Here's a trivia question for you: can you name all five of the most valuable companies in the world? If you’re struggling, I’ll give you a clue. They’re all US technology businesses, not oil companies, which tells you something about how the global economy has changed over the past few decades.
Movie producer Jonathan Taplin certainly knows the answer to the question (it’s Apple, Google, Microsoft, Facebook and Amazon, by the way), and his entertaining new book is all about the damage he thinks these digital behemoths are doing to our economy and society.
Taplin (who is speaking at my social enterprise Second Home on May 9) is angry as hell about the immense size and power of the tech giants, and has a compelling pitch for why we should all be worried too. Let’s start with the numbers. Facebook owns 77 per cent of mobile social traffic, Amazon has a 75 per cent share of the e-book market, while Google has a whopping 88 per cent market share in search advertising.
For Taplin the implication is clear: “In classic economic terms, all three are monopolies.” He argues that musicians, film-makers and other creative people are getting screwed because YouTube, Facebook and all the rest allow users to publish content online for free. One example he cites is that if a million people buy a new music single, the performer and the record label will earn around $900,000 in royalties — while a million views of the same song on YouTube will generate a measly $900.
According to Taplin, it’s not just the artists who are getting a raw deal.

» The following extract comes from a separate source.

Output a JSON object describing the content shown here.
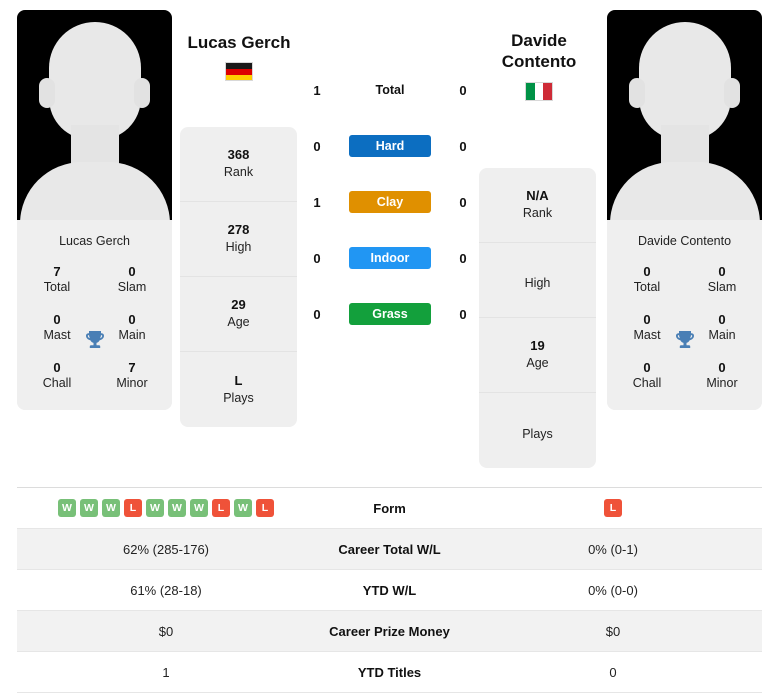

He also points to newspapers and the publishing industry as proof of the negative impact that the biggest tech companies are having. As he puts it, profits at Amazon, Facebook and Google have rocketed in recent years, while the revenues of media businesses have fallen by 70 per cent since 2001.
But that’s not even the worst of it. Because Taplin is convinced that Google, Facebook and the rest are monopolies he concludes that they’re bound to stifle innovation across the economy. Buying up the competition — as Facebook did with Instagram, or Amazon did with Zappos — and using their huge scale to crush rivals means consumers will lose out.
Like any smart polemicist, Taplin deliberately chooses not to present any facts that contradict his worldview, or get in the way of his witty invective. For example, there’s nothing on the way that Apple, Google, Amazon and Facebook are making it easier and cheaper for small companies to reach a global market or sell to customers on the other side of the planet. There’s also nothing on the real human benefits that have been created by open access to online information — and the way we can communicate instantly and easily via email and social messaging apps, completely free of charge.
But it would be unfair to criticise the author for failing to present a balanced picture — that would be like having a go at Marx and Engels for neglecting to mention the benefits of entrepreneurship in the Communist Manifesto. As with a prosecutor in a courtroom, Taplin has an argument to make, and he does a brilliant job of making his case.
Whether or not politicians will agree that US tech companies are monopolies that should be smashed, only time will tell. In any case, if you’re interested in how technology is shaping the world around us, this book is well worth reading. But whatever you do, just don’t buy it from Amazon. The author would definitely not approve.
£12.91, Amazon, Buy it now